|International Classification||E21B43/10, B01D29/15, E21B43/08|
|Cooperative Classification||Y10T29/49604, B01D29/15, Y10T29/49904, B01D2201/0407, Y10T29/49602, E21B43/103, E21B43/108, Y10T29/49908, E21B43/086, E21B43/084|
|European Classification||B01D29/15, E21B43/10F3, E21B43/10F, E21B43/08R, E21B43/08S|
|Feb 20, 2007||FPAY||Fee payment|
Year of fee payment: 4
|Feb 18, 2011||FPAY||Fee payment|
Year of fee payment: 8

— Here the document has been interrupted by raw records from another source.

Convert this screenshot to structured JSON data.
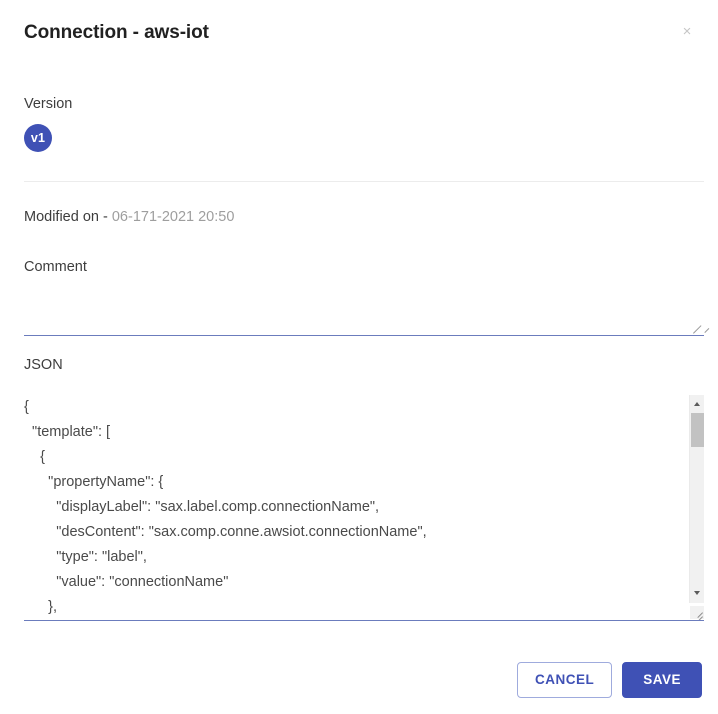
{
  "dialog": {
    "title": "Connection - aws-iot",
    "close_icon": "close-icon",
    "close_label": "×"
  },
  "version": {
    "label": "Version",
    "chip_value": "v1",
    "chip_color": "#3f51b5"
  },
  "modified": {
    "label": "Modified on -",
    "value": "06-171-2021 20:50"
  },
  "comment": {
    "label": "Comment",
    "value": "",
    "placeholder": ""
  },
  "json": {
    "label": "JSON",
    "value": "{\n  \"template\": [\n    {\n      \"propertyName\": {\n        \"displayLabel\": \"sax.label.comp.connectionName\",\n        \"desContent\": \"sax.comp.conne.awsiot.connectionName\",\n        \"type\": \"label\",\n        \"value\": \"connectionName\"\n      },",
    "scrollbar": {
      "up_icon": "chevron-up-icon",
      "down_icon": "chevron-down-icon"
    }
  },
  "footer": {
    "cancel_label": "CANCEL",
    "save_label": "SAVE",
    "accent_color": "#3f51b5"
  }
}
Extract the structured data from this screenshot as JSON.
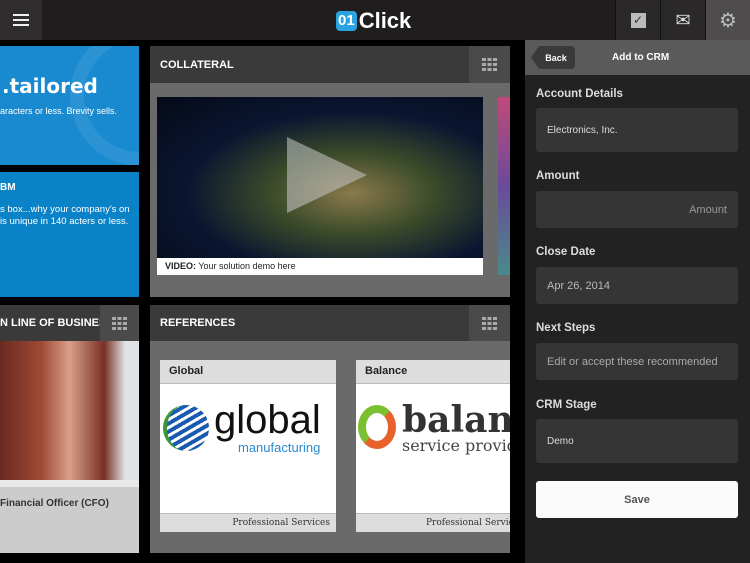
{
  "header": {
    "logo_badge": "01",
    "logo_text": "Click",
    "icons": [
      "menu-icon",
      "checkbox-icon",
      "mail-icon",
      "gear-icon"
    ]
  },
  "tiles": {
    "tailored_title": ".tailored",
    "tailored_text": "aracters or less. Brevity sells.",
    "bm_title": "BM",
    "bm_text": "s box...why your company's on is unique in 140 acters or less."
  },
  "collateral": {
    "title": "COLLATERAL",
    "video_caption_bold": "VIDEO:",
    "video_caption": " Your solution demo here"
  },
  "line_of_business": {
    "title": "N LINE OF BUSINESS",
    "caption": "Financial Officer (CFO)"
  },
  "references": {
    "title": "REFERENCES",
    "cards": [
      {
        "name": "Global",
        "logo_main": "global",
        "logo_sub": "manufacturing",
        "footer": "Professional Services"
      },
      {
        "name": "Balance",
        "logo_main": "balanc",
        "logo_sub": "service provid",
        "footer": "Professional Servic"
      }
    ]
  },
  "crm": {
    "back": "Back",
    "title": "Add to CRM",
    "account_label": "Account Details",
    "account_value": "Electronics, Inc.",
    "amount_label": "Amount",
    "amount_placeholder": "Amount",
    "close_label": "Close Date",
    "close_value": "Apr 26, 2014",
    "steps_label": "Next Steps",
    "steps_value": "Edit or accept these recommended",
    "stage_label": "CRM Stage",
    "stage_value": "Demo",
    "save": "Save"
  },
  "colors": {
    "brand_blue": "#1a8ad0",
    "logo_blue": "#2aa3e0"
  }
}
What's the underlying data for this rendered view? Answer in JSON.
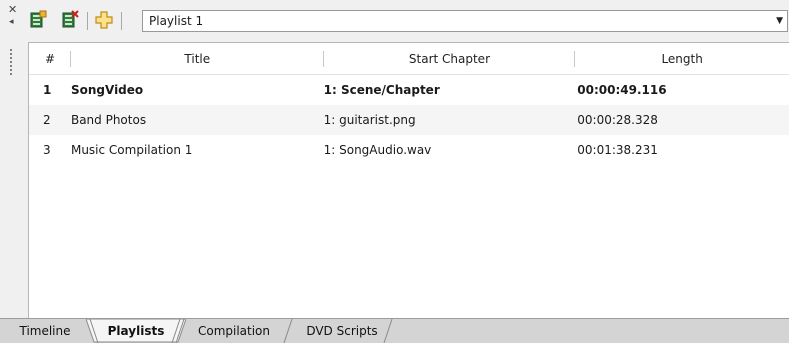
{
  "toolbar": {
    "playlist_select": "Playlist 1",
    "icons": [
      "playlist-add-icon",
      "playlist-remove-icon",
      "add-item-icon"
    ]
  },
  "table": {
    "columns": [
      "#",
      "Title",
      "Start Chapter",
      "Length"
    ],
    "rows": [
      {
        "num": "1",
        "title": "SongVideo",
        "chapter": "1: Scene/Chapter",
        "length": "00:00:49.116"
      },
      {
        "num": "2",
        "title": "Band Photos",
        "chapter": "1: guitarist.png",
        "length": "00:00:28.328"
      },
      {
        "num": "3",
        "title": "Music Compilation 1",
        "chapter": "1: SongAudio.wav",
        "length": "00:01:38.231"
      }
    ]
  },
  "tabs": [
    "Timeline",
    "Playlists",
    "Compilation",
    "DVD Scripts"
  ],
  "colors": {
    "accent_green": "#3a9a4a",
    "accent_yellow": "#f0b030",
    "selected_row_bg": "#ffffff",
    "alt_row_bg": "#f5f5f5"
  }
}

|Apr 24, 2015||REMI||Maintenance fee reminder mailed|
|Sep 16, 2015||LAPS||Lapse for failure to pay maintenance fees|
|Nov 3, 2015||FP||Expired due to failure to pay maintenance fee|
Effective date: 20150916